True, The Last of Us wasn’t just any video game: The much-lauded, multi-award-winning title was a standout upon its release in 2013, and 2020’s The Last of Us 2 went boldly forward from there (we’ll get to that). But the masterful way the show’s first season courted both seasoned gamers and newcomers sets a high bar for all the other game-inspired shows and movies in the pipeline. There sure are a lot of them, shaping up to fill the inevitable void when viewers succumb to Marvel and DC ennui. Apple TV+ is even rolling out a Taron Egerton-starring Tetris movie, billing it as a “Cold War-era thriller on steroids.”

You’ve got to hope Mazin and Druckmann are basking in the impact the series has had in the industry and the timeliness of its surprisingly emotional storylines. It’s been hugely heartening to see, as the GOP continues its noxious war on gay, trans, and nonbinary people, that this gore-splattered zombie thriller embraces its LGBTQ+ characters, moving miles away from a genre that nearly a decade ago spawned the misogynist hatefest known as Gamergate.

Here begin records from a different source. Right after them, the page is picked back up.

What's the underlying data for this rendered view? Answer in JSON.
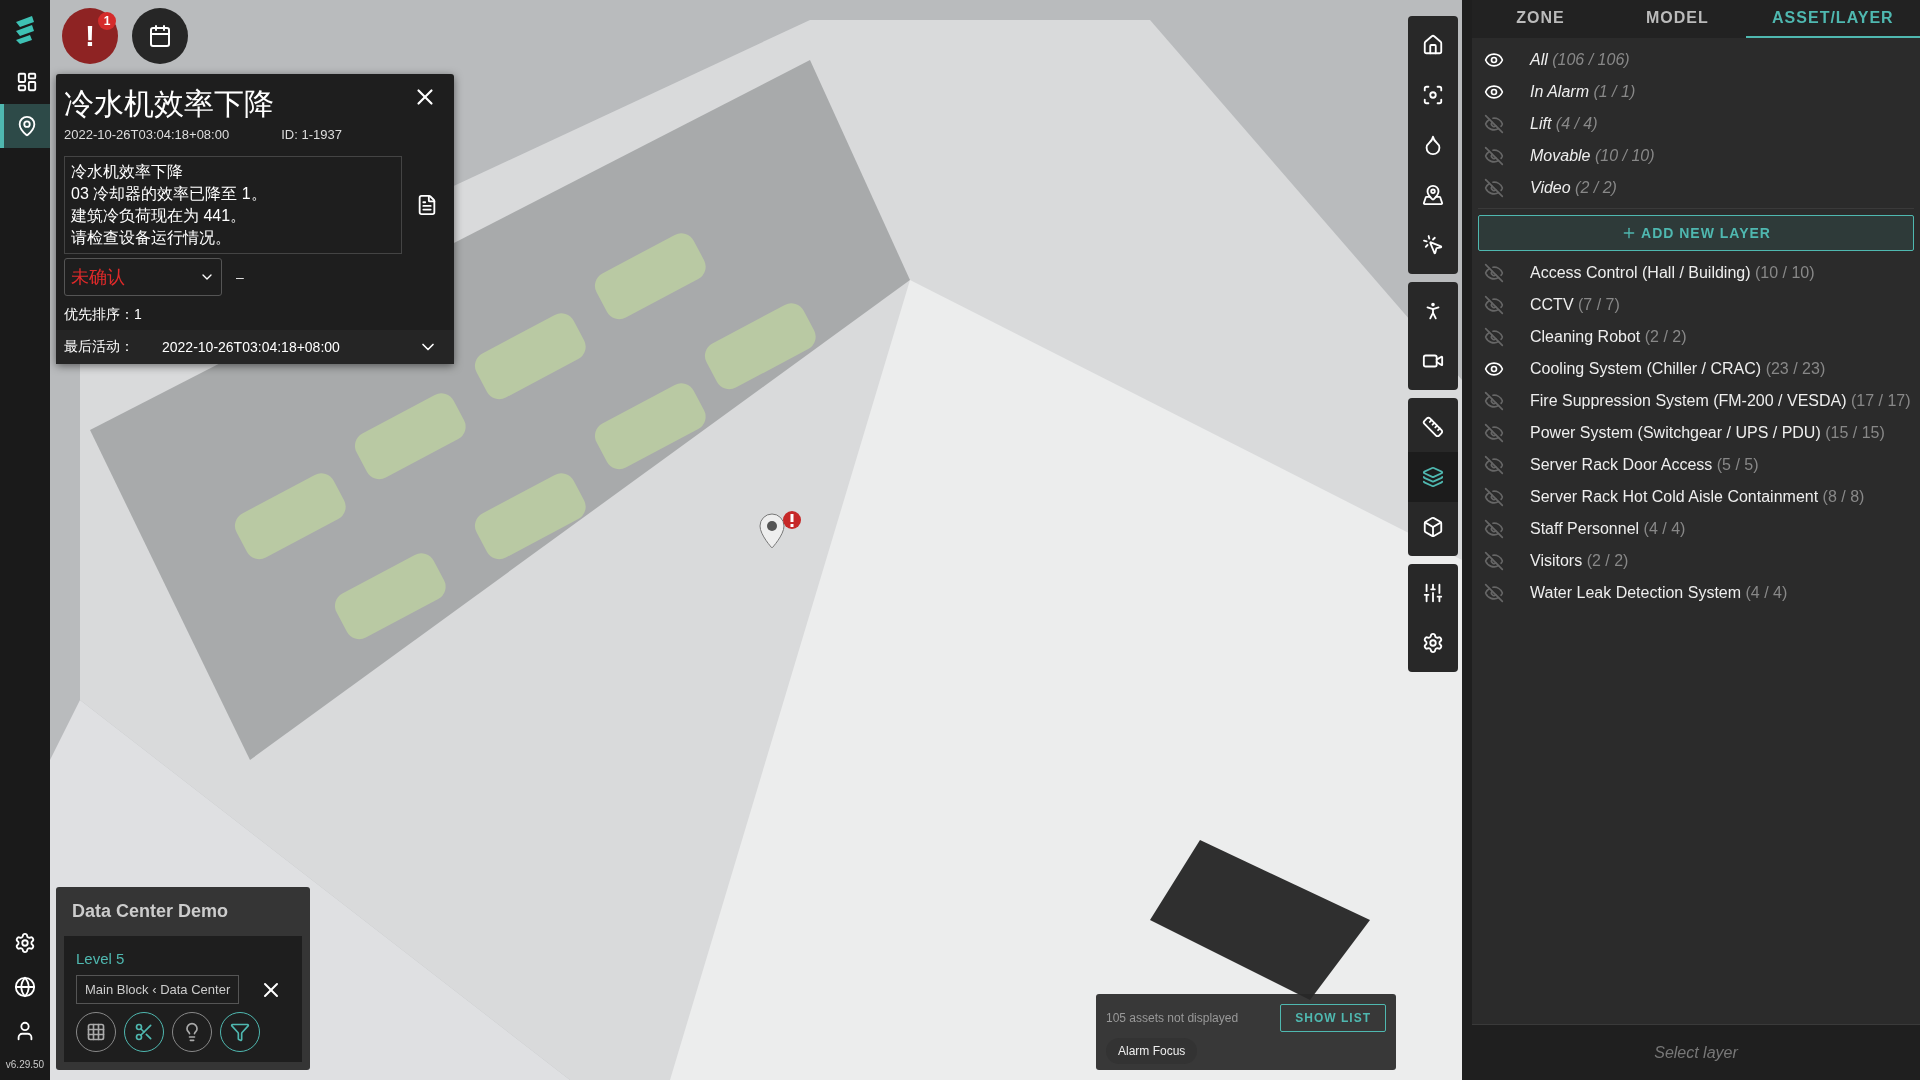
{
  "sidebar": {
    "nav": [
      {
        "selected": false
      },
      {
        "selected": true
      }
    ],
    "version": "v6.29.50"
  },
  "top_buttons": {
    "alarm_symbol": "!",
    "alarm_badge": "1"
  },
  "alarm_card": {
    "title": "冷水机效率下降",
    "timestamp": "2022-10-26T03:04:18+08:00",
    "id": "ID: 1-1937",
    "message": [
      "冷水机效率下降",
      "03 冷却器的效率已降至 1。",
      "建筑冷负荷现在为 441。",
      "请检查设备运行情况。"
    ],
    "status": "未确认",
    "assignee": "–",
    "priority_label": "优先排序：",
    "priority_value": "1",
    "last_activity_label": "最后活动：",
    "last_activity_value": "2022-10-26T03:04:18+08:00",
    "expanded": false
  },
  "toolbar": {
    "groups": [
      {
        "tools": [
          {
            "selected": false
          },
          {
            "selected": false
          },
          {
            "selected": false
          },
          {
            "selected": false
          },
          {
            "selected": false
          }
        ]
      },
      {
        "tools": [
          {
            "selected": false
          },
          {
            "selected": false
          }
        ]
      },
      {
        "tools": [
          {
            "selected": false
          },
          {
            "selected": true
          },
          {
            "selected": false
          }
        ]
      },
      {
        "tools": [
          {
            "selected": false
          },
          {
            "selected": false
          }
        ]
      }
    ]
  },
  "site_panel": {
    "title": "Data Center Demo",
    "level": "Level 5",
    "location": "Main Block ‹ Data Center",
    "tools": [
      {
        "on": false
      },
      {
        "on": true
      },
      {
        "on": false
      },
      {
        "on": true
      }
    ]
  },
  "asset_notice": {
    "text": "105 assets not displayed",
    "button": "SHOW LIST",
    "chip": "Alarm Focus"
  },
  "right_panel": {
    "tabs": [
      {
        "label": "ZONE",
        "selected": false
      },
      {
        "label": "MODEL",
        "selected": false
      },
      {
        "label": "ASSET/LAYER",
        "selected": true
      }
    ],
    "system_layers": [
      {
        "name": "All",
        "count": "(106 / 106)",
        "visible": true
      },
      {
        "name": "In Alarm",
        "count": "(1 / 1)",
        "visible": true
      },
      {
        "name": "Lift",
        "count": "(4 / 4)",
        "visible": false
      },
      {
        "name": "Movable",
        "count": "(10 / 10)",
        "visible": false
      },
      {
        "name": "Video",
        "count": "(2 / 2)",
        "visible": false
      }
    ],
    "add_button": "ADD NEW LAYER",
    "layers": [
      {
        "name": "Access Control (Hall / Building)",
        "count": "(10 / 10)",
        "visible": false
      },
      {
        "name": "CCTV",
        "count": "(7 / 7)",
        "visible": false
      },
      {
        "name": "Cleaning Robot",
        "count": "(2 / 2)",
        "visible": false
      },
      {
        "name": "Cooling System (Chiller / CRAC)",
        "count": "(23 / 23)",
        "visible": true
      },
      {
        "name": "Fire Suppression System (FM-200 / VESDA)",
        "count": "(17 / 17)",
        "visible": false
      },
      {
        "name": "Power System (Switchgear / UPS / PDU)",
        "count": "(15 / 15)",
        "visible": false
      },
      {
        "name": "Server Rack Door Access",
        "count": "(5 / 5)",
        "visible": false
      },
      {
        "name": "Server Rack Hot Cold Aisle Containment",
        "count": "(8 / 8)",
        "visible": false
      },
      {
        "name": "Staff Personnel",
        "count": "(4 / 4)",
        "visible": false
      },
      {
        "name": "Visitors",
        "count": "(2 / 2)",
        "visible": false
      },
      {
        "name": "Water Leak Detection System",
        "count": "(4 / 4)",
        "visible": false
      }
    ],
    "search": {
      "placeholder": "Select layer"
    }
  }
}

Episode three, dubbed “Long Long Time,” is already widely viewed as the show’s masterpiece. It barely included the series leads, diverting into a love story between Bill (Nick Offerman) and Frank (Murray Bartlett), while episode seven saw Ellie’s (Bella Ramsey) friendship with fledgling Firefly Riley (Storm Reid) deepen into a kiss before things inevitably go south.

Furthermore, TLOU stars the proudly nonbinary Ramsey, who’s celebrated the “gay army” defending her against online homophobes. Meanwhile, Pedro Pascal, the internet’s daddy, has been a nimble defender of his young co-star.

Reid, for her part, has called homophobic criticism and review-bombing “nonsense,” in a Buzzfeed article that also nicely rounds up delighted fan reactions to her awesome, if doomed, kiss with Ramsey in a post-apocalyptic mall.

As the series heads into production on its second season, things are going to get even spicier. The Last of Us 2 (the game) spawned its own backlash for including a non-gender-conforming female character, a trans character and an exploration of Ellie’s relationship with Dina, a girl who has (maybe?) already been spotted in the show’s Jackson, Wyoming episode.

Twitter can’t wait.

It remains to be seen how queer any of this year’s other game adaptations are, but it’d be surprising if at least some didn’t have an LGBTQ+ presence. Meanwhile, two game titles that haven’t yet been picked up, Mass Effect and Dragon Age, have queer character options, my gaming sources tell me. Get on that, screenwriters! Netflix’s animated Dragon Age: Absolution, an expansion of the game narrative, certainly leans into its queer storylines.

So the gauntlet has been thrown down to bigoted gamers: The future of The Last of Us – and, mark my words, other adaptations – is gonna be queer as hell. Learn to embrace it or miss out on the year you’ve been waiting for.

Stay on top of the latest in L.A. news, food, and culture. Sign up for our newsletters today.